February 24, 2015
by David Bredan
The original Pebble, released in 2013, was among the first widely accessible, and indeed hugely successful, smartwatches on the market. Its bulky, uninspiring rectangular case, black-and-white screen and nerd-friendly user interface did put many off. Today, a promising new replacement has been announced: the Pebble Time. It is, as you would expect, more refined in every way, from overall design, through user interface, to the ever-so-important display.
With the Apple Watch being released in less than two month’s time, and with other renowned companies like LG, Samsung and Garmin coming out with ever-more-refined and ever-less-compromised smartwatches, many considered Pebble to be out of the game. Their answer to those claims is the Pebble Time, which they like to refer to as the “awesome smartwatch, no compromises.”
Let’s start with the overall design: the Pebble Time is 20% thinner than the original, being a truly slim 9.5 millimeter thick. The case, available in black, white or red, is water resistant to an extent that it allows a quick swim or shower, and its metal bezel secures a scratch-resistant Gorilla Glass – a manufacturer whose name may sound familiar from Android smartphones. The case has a slightly curved profile, made complete by stubby lugs that will allow the watch to look decent and wear comfortably even on very thin wrists. The lugs are now 22 millimeters apart – and the supplied straps come with a quick-release pin allowing for their easy, tool-free removal – so changing to aftermarket straps should now be easy.
Behind the cover of Gorilla Glass is a new, colorful, always-on e-paper display, replacing the old – and rather underwhelming – black-white screen of the original. The display is where the Pebble differed most to nearly all other smartwatches on the market: offerings by Apple, Samsung, Sony and many others use LED screens – similar to what you would find in a phone – which drain the battery so much that they have to be turned off when not in use.
The e-paper screen is however always on, and while the backlight is turned off at times, the screen still displays the time or any other information in a visible way. That means that unless circumstances necessitate the use of the backlight function, you are just a glance away from the information displayed on the watch – no need to be turning the screen on. Last but not least, the screen plays a major role in allowing the Pebble Time to boast up to 7 days of battery life – while the OLED LCD screened models of Apple, Samsung and others will barely last a day in most cases.
The screen now also features rather impressive, colorful and perfectly fluid (30 frame per sec) animations, lending the user interface a much more modern and high-end feel. Speaking of which, the interface is developed in a way that is reflected in the new model’s name: Time. Based on how Pebble describes and illustrates its new system, the interface will provide a layout of information in a timeline kind of way, meaning that you will have to look for the information based on whether that information is related to the past, present, or future.

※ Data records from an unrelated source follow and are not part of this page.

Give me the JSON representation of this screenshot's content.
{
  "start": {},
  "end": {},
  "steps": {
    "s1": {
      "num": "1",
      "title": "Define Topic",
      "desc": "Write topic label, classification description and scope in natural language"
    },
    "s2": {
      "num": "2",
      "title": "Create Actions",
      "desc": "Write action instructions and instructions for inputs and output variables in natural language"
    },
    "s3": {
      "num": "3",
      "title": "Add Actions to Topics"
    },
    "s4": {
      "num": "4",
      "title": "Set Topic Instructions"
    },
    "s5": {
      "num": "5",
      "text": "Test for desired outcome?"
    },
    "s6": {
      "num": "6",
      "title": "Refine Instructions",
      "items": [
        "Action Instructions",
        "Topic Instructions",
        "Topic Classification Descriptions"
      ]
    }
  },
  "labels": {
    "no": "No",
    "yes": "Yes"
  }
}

To give you an example, you would look up the results of yesterday’s football game by scrolling up in the interface towards the past, momentary weather or actual meetings and other notifications are in the present, while the 5 day weather forecast is in the future. There is no touch screen, switching between past, present and future is possible using the three buttons set into the right side of the case. Once you get the information you were looking for, you can expand that app and see more details. A microphone has also found its way into the Pebble Time, so that now short voice replies can be sent or quick notes and reminders can be set without having to reach for the phone. Unlike AndroidWear devices (like the Moto360, LG G Watch R and others), here the microphone will not be used to control the watch: it is strictly for dictating short replies or reminders.
The watch will be able to connect to iOS 8 on iPhone 4S and newer, as well as all Android 4.0+ phones, including Samsung, LG, Sony, HTC and others. The connection will be established via BLE, i.e. low-energy consumption Bluetooth so that the watch can receive notifications and other data from the phone as well as send the data it compiled with its movement and activity tracking sensors.
All-in-all, Pebble’s second generation smartwatch promises to be a rather competitive package. To sum it all up, it features a slimmer case, extended functionality, much refined screen, seven days of battery life, an interface that seems to be considerably more user friendly than before and a competitive starting price of $179 on Kickstarter – suggested retail will be $199 and the first shipments will be delivered in May. Sounds good, and not just for us: although the Pebble Time fund-raiser campaign on Kickstarter has just been launched today, it went on to set the new record by raising $1 million in less then 30 minutes; still into its first day, the campaign already has nearly 30,000 backers and over $6,2 million pledged. See the campaign and all details at kickstarter.com